## Requirement:
Your task is to count the lines of the records that contain "Conversion". Answer with the number and nothing else.

Data about app and page elements:

§

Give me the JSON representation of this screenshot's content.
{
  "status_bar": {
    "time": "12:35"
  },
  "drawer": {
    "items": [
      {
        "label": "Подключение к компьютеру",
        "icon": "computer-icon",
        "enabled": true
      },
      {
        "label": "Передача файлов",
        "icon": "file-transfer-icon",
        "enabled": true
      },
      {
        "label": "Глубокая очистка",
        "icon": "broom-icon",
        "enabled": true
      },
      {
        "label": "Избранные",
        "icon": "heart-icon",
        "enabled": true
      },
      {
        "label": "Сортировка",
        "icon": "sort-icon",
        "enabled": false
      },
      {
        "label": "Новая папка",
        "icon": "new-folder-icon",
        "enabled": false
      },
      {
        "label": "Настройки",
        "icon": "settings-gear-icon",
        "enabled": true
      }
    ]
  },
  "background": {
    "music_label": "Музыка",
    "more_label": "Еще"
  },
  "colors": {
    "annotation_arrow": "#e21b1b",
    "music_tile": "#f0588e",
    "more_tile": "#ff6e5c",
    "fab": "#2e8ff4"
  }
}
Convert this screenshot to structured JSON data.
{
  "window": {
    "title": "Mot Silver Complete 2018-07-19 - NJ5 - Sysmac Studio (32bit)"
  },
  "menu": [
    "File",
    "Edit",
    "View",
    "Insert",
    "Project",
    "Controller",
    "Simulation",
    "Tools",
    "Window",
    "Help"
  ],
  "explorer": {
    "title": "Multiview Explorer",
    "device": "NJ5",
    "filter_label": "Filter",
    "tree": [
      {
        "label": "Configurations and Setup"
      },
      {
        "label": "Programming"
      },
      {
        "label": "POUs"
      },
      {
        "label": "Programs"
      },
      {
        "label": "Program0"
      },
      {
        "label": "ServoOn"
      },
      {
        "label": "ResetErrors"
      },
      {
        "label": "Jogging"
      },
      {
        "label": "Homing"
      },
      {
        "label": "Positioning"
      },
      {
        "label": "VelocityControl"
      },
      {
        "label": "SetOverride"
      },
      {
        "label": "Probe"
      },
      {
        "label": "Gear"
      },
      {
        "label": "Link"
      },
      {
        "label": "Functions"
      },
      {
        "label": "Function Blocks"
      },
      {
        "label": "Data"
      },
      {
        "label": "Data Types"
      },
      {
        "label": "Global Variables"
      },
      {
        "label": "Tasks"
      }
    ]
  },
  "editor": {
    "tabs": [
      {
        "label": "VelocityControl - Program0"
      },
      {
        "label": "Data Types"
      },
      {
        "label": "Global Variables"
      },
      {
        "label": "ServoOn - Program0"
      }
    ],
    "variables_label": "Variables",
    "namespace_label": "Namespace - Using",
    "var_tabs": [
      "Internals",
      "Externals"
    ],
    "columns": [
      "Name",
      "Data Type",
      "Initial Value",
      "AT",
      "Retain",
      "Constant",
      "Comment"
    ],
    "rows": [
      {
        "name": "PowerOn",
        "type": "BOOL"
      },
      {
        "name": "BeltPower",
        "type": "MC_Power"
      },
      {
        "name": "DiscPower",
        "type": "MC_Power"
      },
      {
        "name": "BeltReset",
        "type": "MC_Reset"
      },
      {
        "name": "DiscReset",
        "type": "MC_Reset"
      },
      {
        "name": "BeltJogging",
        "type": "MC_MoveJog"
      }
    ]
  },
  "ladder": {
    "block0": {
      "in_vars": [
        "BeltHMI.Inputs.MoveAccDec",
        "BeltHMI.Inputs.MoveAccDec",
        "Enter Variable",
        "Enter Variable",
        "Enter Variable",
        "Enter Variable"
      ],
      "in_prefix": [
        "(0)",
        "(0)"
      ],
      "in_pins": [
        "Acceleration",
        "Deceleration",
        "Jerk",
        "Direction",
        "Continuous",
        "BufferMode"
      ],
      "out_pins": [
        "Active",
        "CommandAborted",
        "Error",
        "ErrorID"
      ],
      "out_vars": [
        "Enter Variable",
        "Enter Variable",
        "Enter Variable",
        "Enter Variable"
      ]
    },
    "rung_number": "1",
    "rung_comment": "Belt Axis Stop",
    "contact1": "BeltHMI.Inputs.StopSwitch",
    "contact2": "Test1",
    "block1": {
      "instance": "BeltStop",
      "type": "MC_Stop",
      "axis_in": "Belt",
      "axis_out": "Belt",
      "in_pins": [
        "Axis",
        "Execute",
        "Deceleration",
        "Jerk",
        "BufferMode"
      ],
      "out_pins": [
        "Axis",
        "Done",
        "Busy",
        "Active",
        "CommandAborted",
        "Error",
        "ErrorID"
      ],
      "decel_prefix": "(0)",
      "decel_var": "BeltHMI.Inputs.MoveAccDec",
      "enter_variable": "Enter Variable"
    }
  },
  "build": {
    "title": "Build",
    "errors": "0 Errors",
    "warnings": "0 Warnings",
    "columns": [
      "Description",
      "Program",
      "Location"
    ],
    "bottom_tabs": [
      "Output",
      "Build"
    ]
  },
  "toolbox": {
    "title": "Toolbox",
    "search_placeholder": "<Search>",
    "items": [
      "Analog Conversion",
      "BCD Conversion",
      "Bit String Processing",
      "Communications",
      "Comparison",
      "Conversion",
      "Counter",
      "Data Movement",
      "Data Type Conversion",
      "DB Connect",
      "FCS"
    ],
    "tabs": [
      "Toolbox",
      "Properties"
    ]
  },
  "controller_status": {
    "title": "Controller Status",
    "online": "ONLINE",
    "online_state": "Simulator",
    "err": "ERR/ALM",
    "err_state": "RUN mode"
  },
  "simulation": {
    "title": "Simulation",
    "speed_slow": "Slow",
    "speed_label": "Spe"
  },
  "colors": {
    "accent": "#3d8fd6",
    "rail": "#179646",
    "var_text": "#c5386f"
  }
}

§

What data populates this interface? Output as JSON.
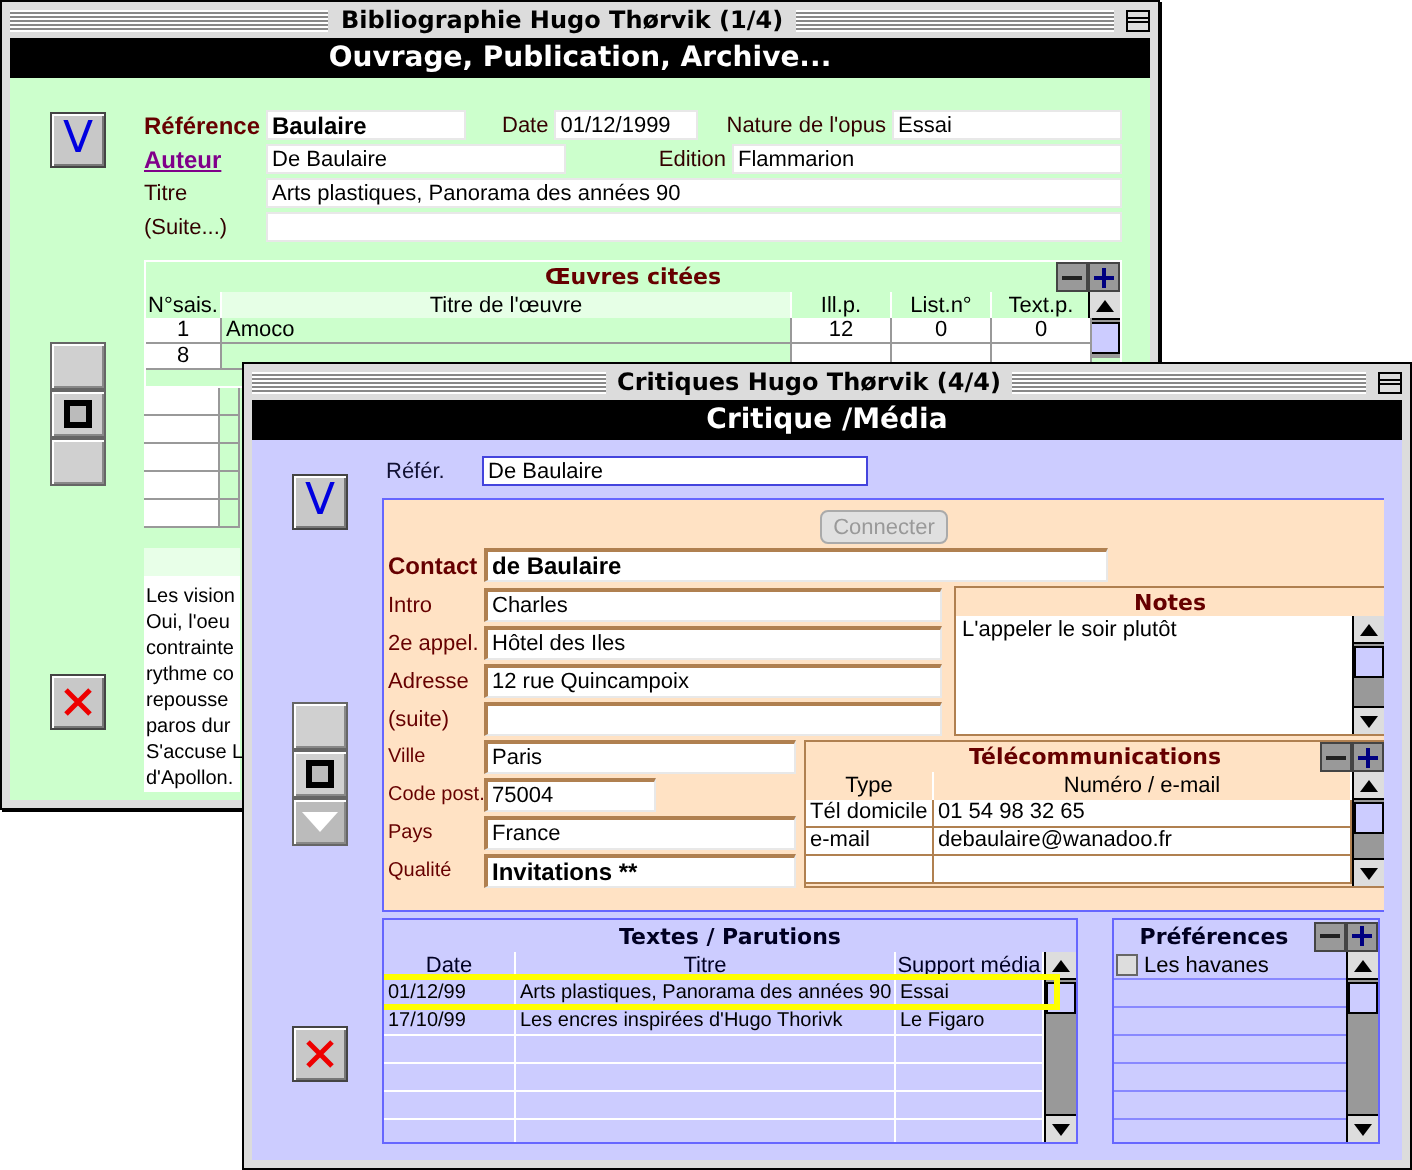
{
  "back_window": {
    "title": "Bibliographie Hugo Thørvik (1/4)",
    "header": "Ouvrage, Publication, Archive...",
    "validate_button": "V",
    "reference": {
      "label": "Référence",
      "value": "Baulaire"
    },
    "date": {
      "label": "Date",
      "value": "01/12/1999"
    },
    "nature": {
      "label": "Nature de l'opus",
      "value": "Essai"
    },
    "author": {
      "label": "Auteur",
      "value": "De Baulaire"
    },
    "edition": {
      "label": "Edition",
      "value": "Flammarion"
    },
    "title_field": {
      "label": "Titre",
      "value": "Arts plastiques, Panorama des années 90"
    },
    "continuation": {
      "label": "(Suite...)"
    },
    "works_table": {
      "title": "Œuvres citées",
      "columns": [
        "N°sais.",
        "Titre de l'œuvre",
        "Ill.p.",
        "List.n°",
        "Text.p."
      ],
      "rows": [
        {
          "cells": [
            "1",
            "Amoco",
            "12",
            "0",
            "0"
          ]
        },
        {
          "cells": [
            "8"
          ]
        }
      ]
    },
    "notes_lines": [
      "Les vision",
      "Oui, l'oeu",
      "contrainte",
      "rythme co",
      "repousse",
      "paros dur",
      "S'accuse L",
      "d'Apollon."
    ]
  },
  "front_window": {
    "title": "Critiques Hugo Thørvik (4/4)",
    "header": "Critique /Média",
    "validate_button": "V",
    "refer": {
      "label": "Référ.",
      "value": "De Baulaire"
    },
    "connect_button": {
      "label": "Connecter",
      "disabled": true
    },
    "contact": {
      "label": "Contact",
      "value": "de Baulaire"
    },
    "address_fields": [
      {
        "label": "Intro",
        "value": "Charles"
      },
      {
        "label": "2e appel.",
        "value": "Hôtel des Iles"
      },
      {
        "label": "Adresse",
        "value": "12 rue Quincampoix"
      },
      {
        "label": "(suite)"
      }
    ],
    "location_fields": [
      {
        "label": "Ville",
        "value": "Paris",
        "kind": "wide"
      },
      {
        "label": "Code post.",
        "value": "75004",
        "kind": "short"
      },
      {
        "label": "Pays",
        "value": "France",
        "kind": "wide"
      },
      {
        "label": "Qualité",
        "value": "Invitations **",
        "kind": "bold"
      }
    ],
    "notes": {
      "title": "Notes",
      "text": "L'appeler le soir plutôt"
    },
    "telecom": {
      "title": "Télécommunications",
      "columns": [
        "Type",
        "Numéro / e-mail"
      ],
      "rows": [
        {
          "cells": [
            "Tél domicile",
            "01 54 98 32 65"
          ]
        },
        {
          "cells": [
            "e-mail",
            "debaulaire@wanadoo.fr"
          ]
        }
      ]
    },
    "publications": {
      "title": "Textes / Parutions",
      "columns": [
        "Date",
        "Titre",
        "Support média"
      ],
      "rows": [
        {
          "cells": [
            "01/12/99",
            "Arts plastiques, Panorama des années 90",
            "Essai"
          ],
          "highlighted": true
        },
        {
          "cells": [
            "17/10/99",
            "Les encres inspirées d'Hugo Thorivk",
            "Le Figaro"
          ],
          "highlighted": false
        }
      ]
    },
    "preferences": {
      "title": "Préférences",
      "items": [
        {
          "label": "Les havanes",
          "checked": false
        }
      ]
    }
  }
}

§

## Solved problem:
4